McCormick met Bogaard during the 1970s while trying to save old buildings during the birth of the city’s historic preservation movement. He was an investment banker at First Interstate Bank, where he introduced Bogaard, who became general counsel for the bank’s holding company, First Interstate Bancorp. After Wells Fargo merged with First Interstate Bancorp in 1996, Bogaard left to become a full-time visiting law professor at the University of Michigan. From 1997 to 1999, he was a part-time law professor at USC. He also worked part time in arbitration.
McCormick said that if anyone can bring the community to a civil consensus as it grows denser and more urban, it is a man married to Pasadena’s most potent preservationist.
Claire Bogaard co-founded Pasadena Heritage, the city’s powerful historical preservation group. Bill Bogaard wrote the group’s bylaws. He may be mayor, but it is often said that anyone wanting to build in Pasadena had better get Claire Bogaard’s blessing.
She and most of their family celebrated his victory on election night. A few days later she left for Rome, and could not be reached for comment.

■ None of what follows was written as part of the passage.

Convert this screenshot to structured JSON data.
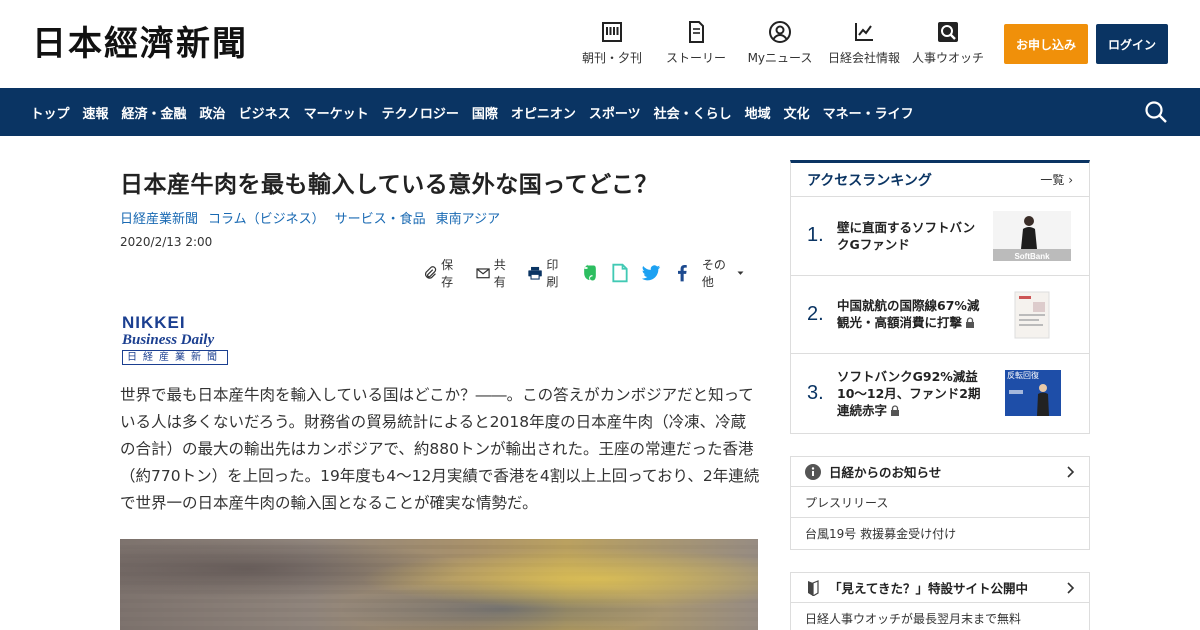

In a large Victorian off South Orange Grove Avenue, the couple raised four children. Their daughters live in Spain. One works for an English-language publisher, the other teaches English. Their eldest son leads a Seattle-based national group that works to protect wild salmon. Their youngest son is a San Marino police officer. They have four grandchildren.
They met on a blind date when she was attending the University of San Diego studying Renaissance history and he was majoring in English and philosophy at Loyola Marymount University in Los Angeles. They soon married.
The couple lived in Morocco while he served as an Air Force meteorologist. After he earned his law degree at the University of Michigan, the couple settled in Pasadena. He joined the bank, she joined the Junior League; he served on the City Council in the 1980s, and she fought -- and usually won -- preservation battles.
In the late 1990s, City Council fights devolved into arguments so intense that at least one elected official publicly cussed out another. “It was not the Pasadena way,” Bogaard said.
He ran for and was elected mayor in 1999 and is roundly credited with restoring what he called “old-fashioned civility” to city affairs. He was reelected in 2003 with 85% of the vote.
“He’s the best I’ve ever seen at bringing that really balanced approach to problem-solving so that everyone feels we’re doing our best,” McCormick said.
“When I first came to Pasadena someone told me quite accurately, ‘We have every big city problem you can imagine, but we know each other’s names,’ ” Melekian said. “The mayor seems to be at every meeting and at every event. He’s there to listen. He’s the real deal.”
Undramatic is good, Bogaard said.
“My success has come from remaining calm, speaking last, letting other council members speak first. As a result,” he added dryly, referring to televised council meetings, “the cable TV ratings have plunged.”